BoxingScene.com: Can you tell during the process that “Wow, this is going to be something really special” or do you not know right when you’re done?
Eric Drath: I do care what other people say. I seek other opinions but you have the instincts for a good story when you’re doing these and it is a good story. There wasn’t one seminal fight that you could look back at and say, “This was so big of a fight the whole world was watching,” except for Rosario, which was the moment his style changed, probably, and a lot of fans didn’t like his style.
I don’t know how people are going to receive it until enough people see it and hopefully they like it.

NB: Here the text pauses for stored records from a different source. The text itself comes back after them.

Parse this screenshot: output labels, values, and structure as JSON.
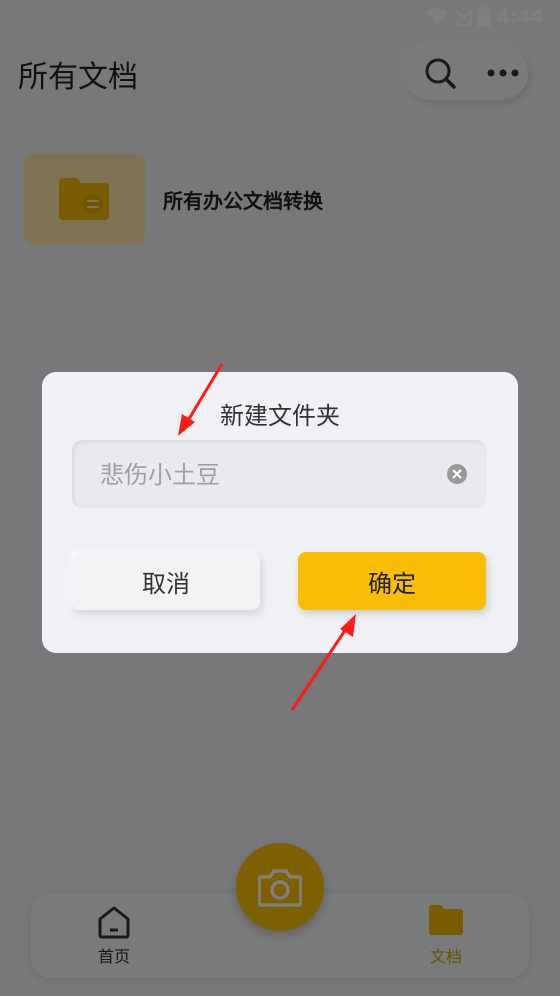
{
  "status_bar": {
    "time": "4:44"
  },
  "header": {
    "title": "所有文档"
  },
  "folders": [
    {
      "label": "所有办公文档转换"
    }
  ],
  "bottom_nav": {
    "home_label": "首页",
    "docs_label": "文档"
  },
  "dialog": {
    "title": "新建文件夹",
    "input_placeholder": "悲伤小土豆",
    "cancel_label": "取消",
    "confirm_label": "确定"
  },
  "colors": {
    "accent": "#f8bd05",
    "annotation_arrow": "#ff1a1a"
  }
}
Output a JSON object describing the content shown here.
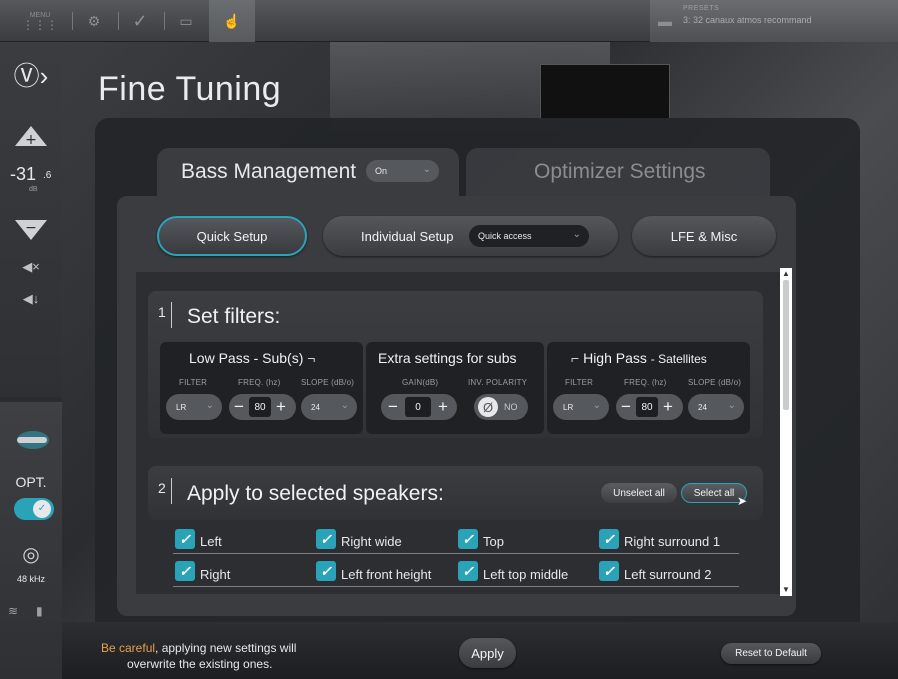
{
  "topbar": {
    "menu_label": "MENU",
    "presets_label": "PRESETS",
    "presets_value": "3: 32 canaux atmos recommand"
  },
  "sidebar": {
    "volume_value": "-31",
    "volume_decimal": ".6",
    "volume_unit": "dB",
    "opt_label": "OPT.",
    "sample_rate": "48 kHz"
  },
  "page": {
    "title": "Fine Tuning"
  },
  "tabs": [
    {
      "label": "Bass Management",
      "combo_value": "On"
    },
    {
      "label": "Optimizer Settings"
    }
  ],
  "subtabs": {
    "quick_setup": "Quick Setup",
    "individual_setup": "Individual Setup",
    "individual_combo": "Quick access",
    "lfe_misc": "LFE & Misc"
  },
  "section1": {
    "number": "1",
    "title": "Set filters:",
    "low_pass": {
      "title": "Low Pass",
      "subtitle": "- Sub(s)",
      "filter_header": "FILTER",
      "freq_header": "FREQ. (hz)",
      "slope_header": "SLOPE (dB/o)",
      "filter_value": "LR",
      "freq_value": "80",
      "slope_value": "24"
    },
    "extra": {
      "title": "Extra settings for subs",
      "gain_header": "GAIN(dB)",
      "polarity_header": "INV. POLARITY",
      "gain_value": "0",
      "polarity_value": "NO",
      "polarity_symbol": "Ø"
    },
    "high_pass": {
      "title": "High Pass",
      "subtitle": "- Satellites",
      "filter_header": "FILTER",
      "freq_header": "FREQ. (hz)",
      "slope_header": "SLOPE (dB/o)",
      "filter_value": "LR",
      "freq_value": "80",
      "slope_value": "24"
    }
  },
  "section2": {
    "number": "2",
    "title": "Apply to selected speakers:",
    "unselect_all": "Unselect all",
    "select_all": "Select all",
    "speakers_row1": [
      "Left",
      "Right wide",
      "Top",
      "Right surround 1"
    ],
    "speakers_row2": [
      "Right",
      "Left front height",
      "Left top middle",
      "Left surround 2"
    ]
  },
  "bottom": {
    "warning_highlight": "Be careful",
    "warning_rest": ", applying new settings will",
    "warning_line2": "overwrite the existing ones.",
    "apply": "Apply",
    "reset": "Reset to Default"
  },
  "colors": {
    "accent": "#2aa3b8",
    "warning": "#e8a04b"
  }
}
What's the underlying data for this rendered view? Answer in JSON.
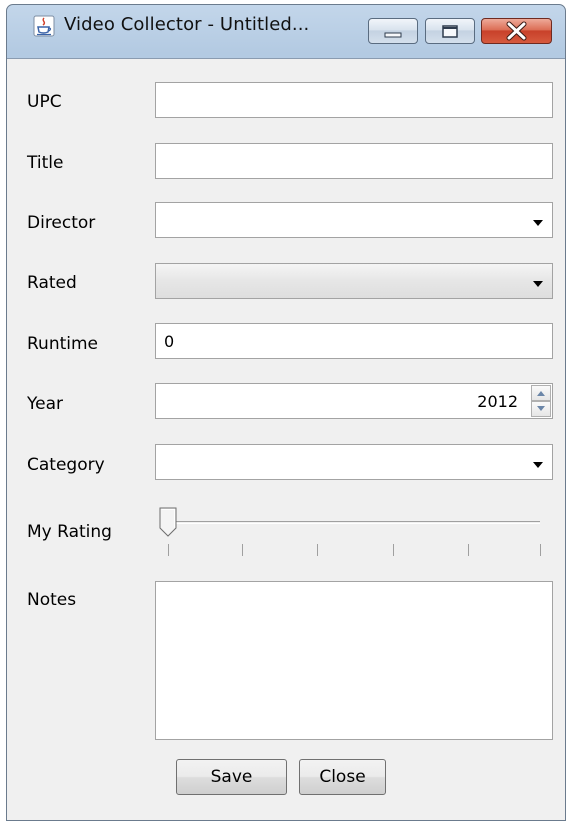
{
  "window": {
    "title": "Video Collector - Untitled...",
    "controls": [
      "minimize",
      "maximize",
      "close"
    ]
  },
  "form": {
    "upc": {
      "label": "UPC",
      "value": ""
    },
    "title": {
      "label": "Title",
      "value": ""
    },
    "director": {
      "label": "Director",
      "value": ""
    },
    "rated": {
      "label": "Rated",
      "value": ""
    },
    "runtime": {
      "label": "Runtime",
      "value": "0"
    },
    "year": {
      "label": "Year",
      "value": "2012"
    },
    "category": {
      "label": "Category",
      "value": ""
    },
    "my_rating": {
      "label": "My Rating",
      "value": 0,
      "max": 5
    },
    "notes": {
      "label": "Notes",
      "value": ""
    }
  },
  "buttons": {
    "save": "Save",
    "close": "Close"
  },
  "icons": {
    "app": "java-cup-icon",
    "combo_arrow": "caret-down-icon",
    "spinner": "spinner-arrows-icon"
  },
  "colors": {
    "title_bar": "#b3cae2",
    "close_button": "#c8412a",
    "panel": "#f0f0f0",
    "field_border": "#a3a3a3"
  }
}
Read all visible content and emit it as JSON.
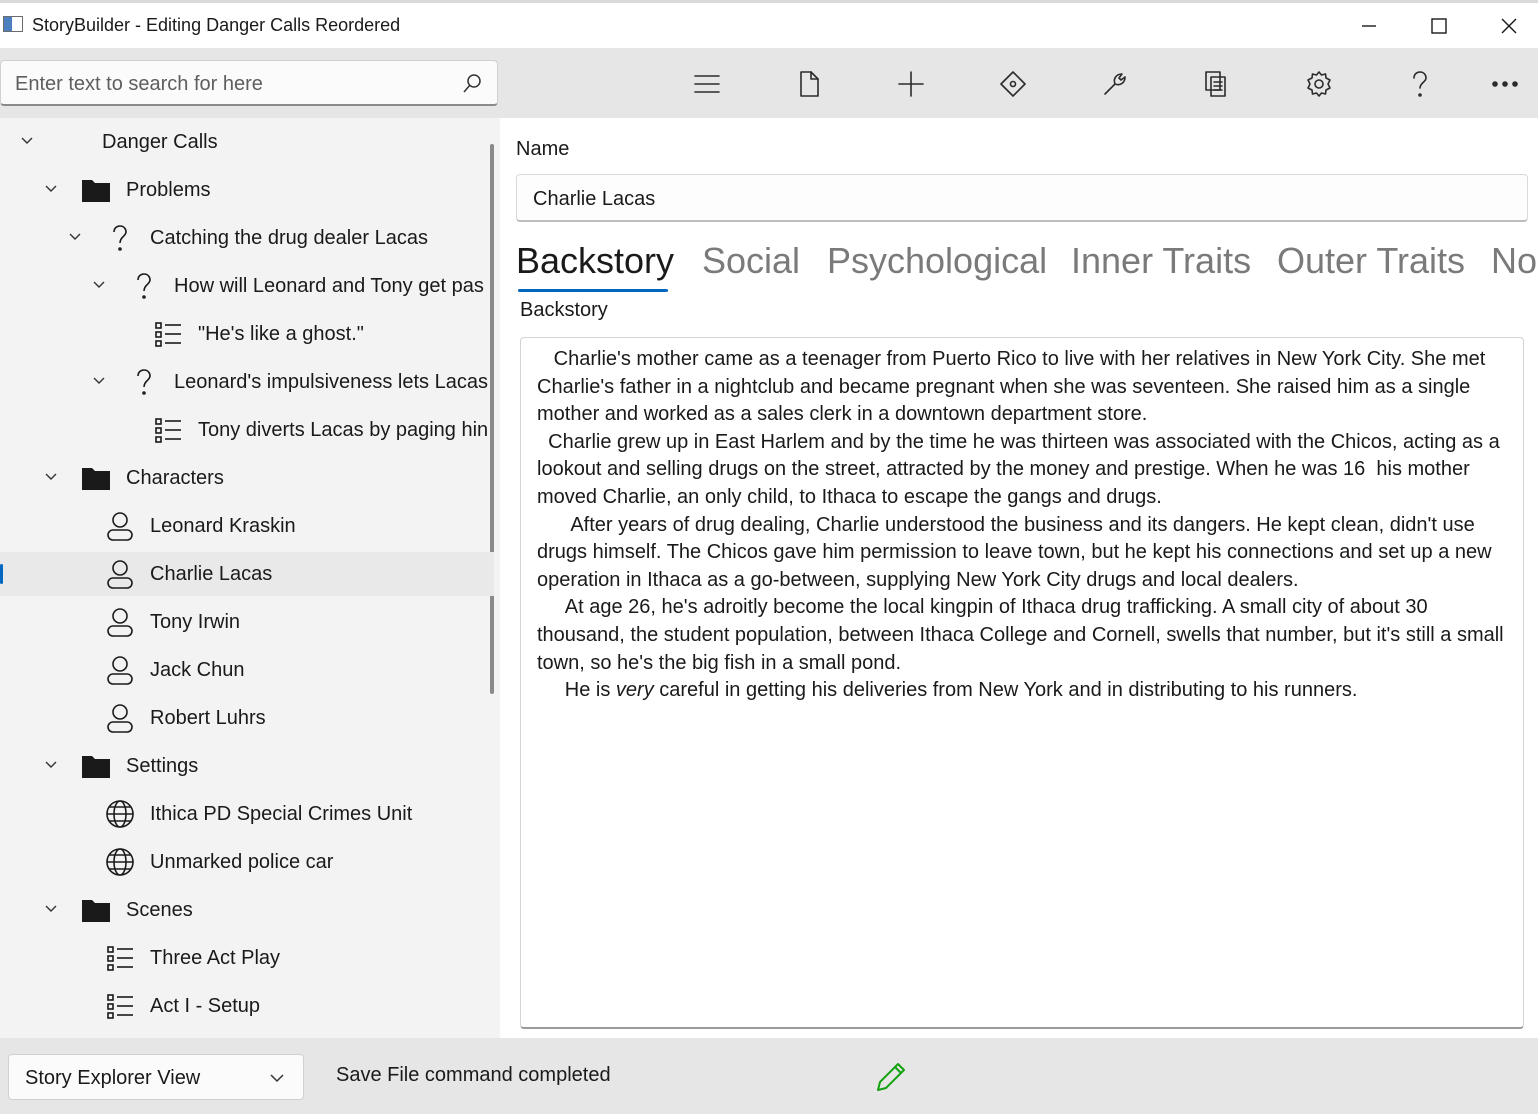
{
  "window": {
    "title": "StoryBuilder - Editing Danger Calls Reordered"
  },
  "search": {
    "placeholder": "Enter text to search for here"
  },
  "toolbar": {
    "icons": [
      "menu-icon",
      "new-file-icon",
      "add-icon",
      "move-icon",
      "tools-icon",
      "reports-icon",
      "settings-icon",
      "help-icon",
      "more-icon"
    ]
  },
  "tree": {
    "root": "Danger Calls",
    "problems": "Problems",
    "problem_1": "Catching the drug dealer Lacas",
    "problem_1_1": "How will Leonard and Tony get pas",
    "scene_1_1_1": "\"He's like a ghost.\"",
    "problem_1_2": "Leonard's impulsiveness lets Lacas",
    "scene_1_2_1": "Tony diverts Lacas by paging hin",
    "characters": "Characters",
    "char_1": "Leonard Kraskin",
    "char_2": "Charlie Lacas",
    "char_3": "Tony Irwin",
    "char_4": "Jack Chun",
    "char_5": "Robert Luhrs",
    "settings": "Settings",
    "setting_1": "Ithica PD Special Crimes Unit",
    "setting_2": "Unmarked police car",
    "scenes": "Scenes",
    "scene_1": "Three Act Play",
    "scene_2": "Act I - Setup"
  },
  "editor": {
    "name_label": "Name",
    "name_value": "Charlie Lacas",
    "tabs": [
      "Backstory",
      "Social",
      "Psychological",
      "Inner Traits",
      "Outer Traits",
      "No"
    ],
    "section_label": "Backstory",
    "backstory": {
      "p1": "   Charlie's mother came as a teenager from Puerto Rico to live with her relatives in New York City. She met Charlie's father in a nightclub and became pregnant when she was seventeen. She raised him as a single mother and worked as a sales clerk in a downtown department store.",
      "p2": "  Charlie grew up in East Harlem and by the time he was thirteen was associated with the Chicos, acting as a lookout and selling drugs on the street, attracted by the money and prestige. When he was 16  his mother moved Charlie, an only child, to Ithaca to escape the gangs and drugs.",
      "p3": "      After years of drug dealing, Charlie understood the business and its dangers. He kept clean, didn't use drugs himself. The Chicos gave him permission to leave town, but he kept his connections and set up a new operation in Ithaca as a go-between, supplying New York City drugs and local dealers.",
      "p4": "     At age 26, he's adroitly become the local kingpin of Ithaca drug trafficking. A small city of about 30 thousand, the student population, between Ithaca College and Cornell, swells that number, but it's still a small town, so he's the big fish in a small pond.",
      "p5_start": "     He is ",
      "p5_em": "very",
      "p5_end": " careful in getting his deliveries from New York and in distributing to his runners."
    }
  },
  "status": {
    "view_selected": "Story Explorer View",
    "message": "Save File command completed",
    "edit_color": "#13a10e"
  },
  "colors": {
    "accent": "#0067c0"
  }
}
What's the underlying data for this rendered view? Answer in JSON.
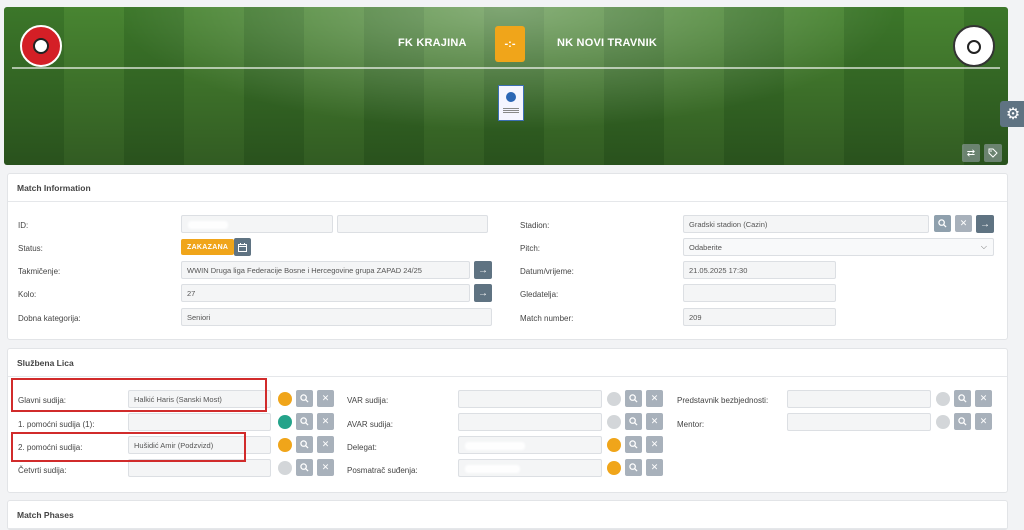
{
  "header": {
    "home_team": "FK KRAJINA",
    "away_team": "NK NOVI TRAVNIK",
    "vs_symbol": "-:-",
    "home_crest_icon": "fk-krajina-crest",
    "away_crest_icon": "nk-novi-travnik-crest",
    "league_icon": "league-badge",
    "swap_icon": "swap-icon",
    "tag_icon": "tag-icon"
  },
  "settings_icon": "gear-icon",
  "match_info": {
    "title": "Match Information",
    "id_label": "ID:",
    "status_label": "Status:",
    "status_value": "ZAKAZANA",
    "competition_label": "Takmičenje:",
    "competition_value": "WWIN Druga liga Federacije Bosne i Hercegovine grupa ZAPAD 24/25",
    "round_label": "Kolo:",
    "round_value": "27",
    "age_label": "Dobna kategorija:",
    "age_value": "Seniori",
    "stadium_label": "Stadion:",
    "stadium_value": "Gradski stadion (Cazin)",
    "pitch_label": "Pitch:",
    "pitch_value": "Odaberite",
    "datetime_label": "Datum/vrijeme:",
    "datetime_value": "21.05.2025 17:30",
    "spectators_label": "Gledatelja:",
    "spectators_value": "",
    "match_number_label": "Match number:",
    "match_number_value": "209"
  },
  "officials": {
    "title": "Službena Lica",
    "col1": [
      {
        "label": "Glavni sudija:",
        "value": "Halkić Haris (Sanski Most)",
        "status": "orange"
      },
      {
        "label": "1. pomoćni sudija (1):",
        "value": "",
        "status": "teal"
      },
      {
        "label": "2. pomoćni sudija:",
        "value": "Hušidić Amir (Podzvizd)",
        "status": "orange"
      },
      {
        "label": "Četvrti sudija:",
        "value": "",
        "status": "grey"
      }
    ],
    "col2": [
      {
        "label": "VAR sudija:",
        "value": "",
        "status": "grey"
      },
      {
        "label": "AVAR sudija:",
        "value": "",
        "status": "grey"
      },
      {
        "label": "Delegat:",
        "value": "",
        "status": "orange"
      },
      {
        "label": "Posmatrač suđenja:",
        "value": "",
        "status": "orange"
      }
    ],
    "col3": [
      {
        "label": "Predstavnik bezbjednosti:",
        "value": "",
        "status": "grey"
      },
      {
        "label": "Mentor:",
        "value": "",
        "status": "grey"
      }
    ]
  },
  "phases": {
    "title": "Match Phases"
  },
  "colors": {
    "accent_orange": "#f0a51a",
    "button_dark": "#5f7382",
    "highlight_red": "#d12b2b"
  }
}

BoxingScene.com: Come Friday night when this thing airs, are you sitting watching it? Are you sitting and waiting for the phone to ring for everybody to say, “It hit”? What’s the process like when this thing finally gets unveiled to the general public?
Eric Drath: You’re vulnerable. You’ve been sitting with something with a small team, and you don’t know how people are going to respond. And there’s a lot of hype for the film, too, because it’s a story that people care about. It’s a fighter that really people cared about. But I don’t know how people will receive it. I hope they see it for what it is. It’s a story about a flawed superhero who ultimately loses the battle where he can’t give up the streets.
Lou DiBella actually put it well. I said, “He really wasn’t the best Puerto Rican fighter. You got Cotto, you got Vazquez, you got Trinidad.” And Lou said, “Yeah, but he was the hero of the streets.” And I think that’s what people respond to. They respond to the fact that he was flawed. But he still has superhero power. He still has world-class powers. And it’s that relatable type of humanity, those traits, that really make him loved. And his authenticity.
I don’t know how people will like it and hopefully we’ll get a good reaction. And I hope people that are in the sport find it a worthwhile watch.
BoxingScene.com: After Friday comes and goes, what’s next? How many things do you have going at one time – just a few or do you have a lot of plates spinning?
Eric Drath: You kind of have to throw a lot of spaghetti against the wall.
I’ve got a civil rights story that I’ve been filming since 2011 about Dick Barnett, the basketball player, and his effort to get his small black college inducted into the Basketball Hall of Fame. So that one, we’re just wrapping that up, and then I’ve got a four-part series on boxing. I think if we can get it done, (fight people will) love it.
* * * * * * * * * *
This week’s title-fight schedule:
WBO super middleweight title – London, United Kingdom
Billy Joe Saunders (champion/No. 6 IWBR) vs. Martin Murray (No. 12 WBO/No. 18 IWBR)
Saunders (29-0, 14 KO): Second title defense; Six title-fight victories at 160 and 168 pounds (6-0, 1 KO)
Murray (39-5-1, 17 KO): Fifth title fight (0-3-1); Second title fight at 168 (0-1) after three at 160 (0-2-1)
Fitzbitz says: Saunders isn’t everyone’s cup of tea and he hasn’t exactly faced a Murderers Row so far at 168. But if he’s prepared, Murray is the type of foe he’ll shine against. Saunders by decision (90/10)
IBF/WBC welterweight titles – Arlington, Texas
Errol Spence Jr. (champion/No. 1 IWBR) vs. Danny Garcia (No. 2 WBC/No. 6 IWBR)
Spence (26-0, 21 KO): First WBC title defense (fifth IBF); Two KOs, two decisions in four IBF defenses
Garcia (36-2, 21 KO): Tenth title fight (7-2); Held WBA/WBC belts at 140 pounds and WBC belt at 147
Fitzbitz says: Spence is a huge talent and showed grit to spare against Shawn Porter. But how will he fare after his car wreck and layoff? Garcia is a tough ask in that spot. Too tough. Garcia in 10 (51/49)
Last week's picks: 1-1 (WIN: Magnesi; LOSS: Menayothin)
2020 picks record: 33-7 (82.5 percent)
Overall picks record: 1,150-372 (75.5 percent)
NOTE: Fights previewed are only those involving a sanctioning body's full-fledged title-holder – no interim, diamond, silver, etc. Fights for WBA "world championships" are only included if no "super champion" exists in the weight class.
Lyle Fitzsimmons has covered professional boxing since 1995 and written a weekly column for Boxing Scene since 2008. He is a full voting member of the Boxing Writers Association of America. Reach him at firstname.lastname@example.org or follow him on Twitter – @fitzbitz.